I try to avoid cliché situations and, in doing so, very likely become a cliché myself. Working in bicycle retail and seeing every facet of cycling enthusiasm, the cliches materialize frequently and thoroughly. Bike Snob did a wonderful write up about the major cycling cliches in one of his earliest posts: The tri-geek, the “roadie,” the frog man, etc. (See how I sought acceptance there by asserting my knowledge of cycling culture? That was like picking the rigid single speed 26” MTB for the 5 hour prodigious single track ride. Very classy.)
The reason I spend notable time on choosing which bike to ride has little to do with terrain. That part is determined during the initial ride conversation. Time is unnecessarily swallowed by the internal style argument. What bikes will work best given the crowd I will be riding with or crowd I may inadvertently pass while riding. For example, if I decide to participate in a competitive cycling event like, say, a road race with a couple thousand feet of climbing per each 17 mile lap, I’d be expected to choose, and rightfully so, the ultralight carbon bike with carbon wheels. Lighter is faster, better and more efficient on hilly rides. The paradigm says I’d work less hard.
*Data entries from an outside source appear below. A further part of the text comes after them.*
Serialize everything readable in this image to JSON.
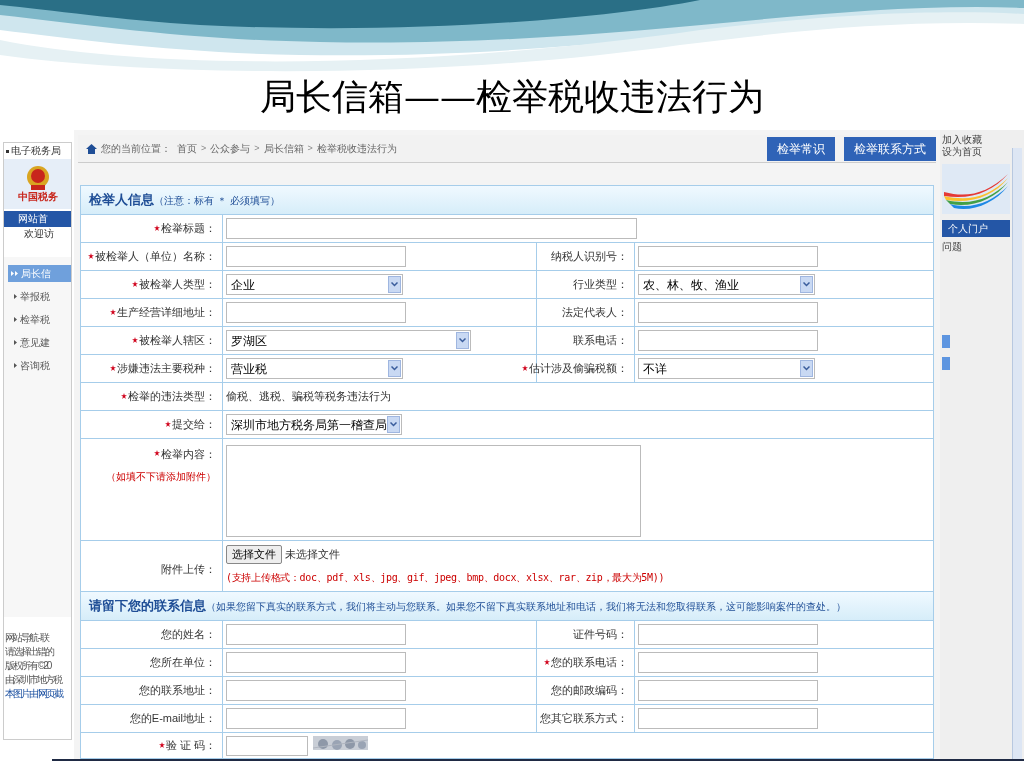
{
  "slide": {
    "title": "局长信箱——检举税收违法行为"
  },
  "left_panel": {
    "top_link": "电子税务局",
    "logo_text": "中国税务",
    "nav_tab": "网站首",
    "welcome": "欢迎访",
    "menu": [
      {
        "label": "局长信",
        "selected": true
      },
      {
        "label": "举报税",
        "selected": false
      },
      {
        "label": "检举税",
        "selected": false
      },
      {
        "label": "意见建",
        "selected": false
      },
      {
        "label": "咨询税",
        "selected": false
      }
    ],
    "footer": [
      {
        "text": "网站导航 - 联",
        "kind": "plain"
      },
      {
        "text": "请选择出错的",
        "kind": "plain"
      },
      {
        "text": "版权所有 ©20",
        "kind": "plain"
      },
      {
        "text": "由深圳市地方税",
        "kind": "plain"
      },
      {
        "text": "本图片由“网页截",
        "kind": "link"
      }
    ]
  },
  "breadcrumb": {
    "label": "您的当前位置：",
    "items": [
      "首页",
      "公众参与",
      "局长信箱",
      "检举税收违法行为"
    ],
    "separator": ">"
  },
  "top_buttons": [
    "检举常识",
    "检举联系方式"
  ],
  "sections": [
    {
      "heading": "检举人信息",
      "note": "（注意：标有 ＊ 必须填写）",
      "rows": [
        [
          {
            "label": "检举标题：",
            "required": true,
            "kind": "text-long"
          }
        ],
        [
          {
            "label": "被检举人（单位）名称：",
            "required": true,
            "kind": "text"
          },
          {
            "label": "纳税人识别号：",
            "required": false,
            "kind": "text"
          }
        ],
        [
          {
            "label": "被检举人类型：",
            "required": true,
            "kind": "select",
            "value": "企业"
          },
          {
            "label": "行业类型：",
            "required": false,
            "kind": "select",
            "value": "农、林、牧、渔业"
          }
        ],
        [
          {
            "label": "生产经营详细地址：",
            "required": true,
            "kind": "text"
          },
          {
            "label": "法定代表人：",
            "required": false,
            "kind": "text"
          }
        ],
        [
          {
            "label": "被检举人辖区：",
            "required": true,
            "kind": "select-wide",
            "value": "罗湖区"
          },
          {
            "label": "联系电话：",
            "required": false,
            "kind": "text"
          }
        ],
        [
          {
            "label": "涉嫌违法主要税种：",
            "required": true,
            "kind": "select",
            "value": "营业税"
          },
          {
            "label": "估计涉及偷骗税额：",
            "required": true,
            "kind": "select",
            "value": "不详"
          }
        ],
        [
          {
            "label": "检举的违法类型：",
            "required": true,
            "kind": "static",
            "value": "偷税、逃税、骗税等税务违法行为"
          }
        ],
        [
          {
            "label": "提交给：",
            "required": true,
            "kind": "select-short",
            "value": "深圳市地方税务局第一稽查局"
          }
        ],
        [
          {
            "label": "检举内容：",
            "required": true,
            "kind": "textarea",
            "hint": "（如填不下请添加附件）"
          }
        ],
        [
          {
            "label": "附件上传：",
            "required": false,
            "kind": "file",
            "button": "选择文件",
            "value": "未选择文件",
            "hint": "(支持上传格式：doc、pdf、xls、jpg、gif、jpeg、bmp、docx、xlsx、rar、zip，最大为5M))"
          }
        ]
      ]
    },
    {
      "heading": "请留下您的联系信息",
      "note": "（如果您留下真实的联系方式，我们将主动与您联系。如果您不留下真实联系地址和电话，我们将无法和您取得联系，这可能影响案件的查处。）",
      "rows": [
        [
          {
            "label": "您的姓名：",
            "required": false,
            "kind": "text"
          },
          {
            "label": "证件号码：",
            "required": false,
            "kind": "text"
          }
        ],
        [
          {
            "label": "您所在单位：",
            "required": false,
            "kind": "text"
          },
          {
            "label": "您的联系电话：",
            "required": true,
            "kind": "text"
          }
        ],
        [
          {
            "label": "您的联系地址：",
            "required": false,
            "kind": "text"
          },
          {
            "label": "您的邮政编码：",
            "required": false,
            "kind": "text"
          }
        ],
        [
          {
            "label": "您的E-mail地址：",
            "required": false,
            "kind": "text"
          },
          {
            "label": "您其它联系方式：",
            "required": false,
            "kind": "text"
          }
        ],
        [
          {
            "label": "验 证 码：",
            "required": true,
            "kind": "captcha"
          }
        ]
      ]
    }
  ],
  "right_panel": {
    "links": [
      "加入收藏",
      "设为首页"
    ],
    "nav_tab": "个人门户",
    "item": "问题"
  }
}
But that choice would be a cliché, would it not? If only for the simple reason that that decision is popular, highly repetitive and self justified, then, yes it is a cliché. That is not to say that the choice is unjustified. That selection may very well be the best choice for the situation. But, given my need for acceptance via different channels I choose the custom built titanium and carbon bike with traditional geometry, round tubes and brand name most riders associate with professionals that have letters after their names. (For good measure I did choose wheels with carbon rims.) The rationale thus becomes: if I can outride even a few of the competitors (especially uphill) with lighter, faster bikes while riding a 19 pound unmarketed bike then my quest for acceptance is on the right track. Does this prove that the paradigm is fairy tale? That it truly isn’t about the bike? Absolutely not. If it weren’t about the bike than I would never find acceptance. Whatever “it” is.
Certainly there are rules involved in bike selections. In this region, for instance, the weather determines the bike choice almost as much as social acceptance. If meeting for a group ride, road or off road, and it is raining or the chance of rain is greater than 30%, a fendered bike must be ridden. This rule is a courtesy to others in the ride as well as a display of integrity and respect for equipment and self. Even if the group ride lends itself to becoming a friendly race, this rule need be obeyed. Once obeyed, the questions arise: does this ride require simply a bike with appropriate fenders or a bike with painted to match fenders? What will others be riding? If others show up on light weight bikes with clip on fenders does the juxtaposition with a 29 pound steel bike with matching alloy fenders and 28mm tires afford the necessary irony and thus acceptance? Probably.
If nothing else this social pathology will become the zeitgeist. For me it is the well charted treasure map to many a fruitless fortune.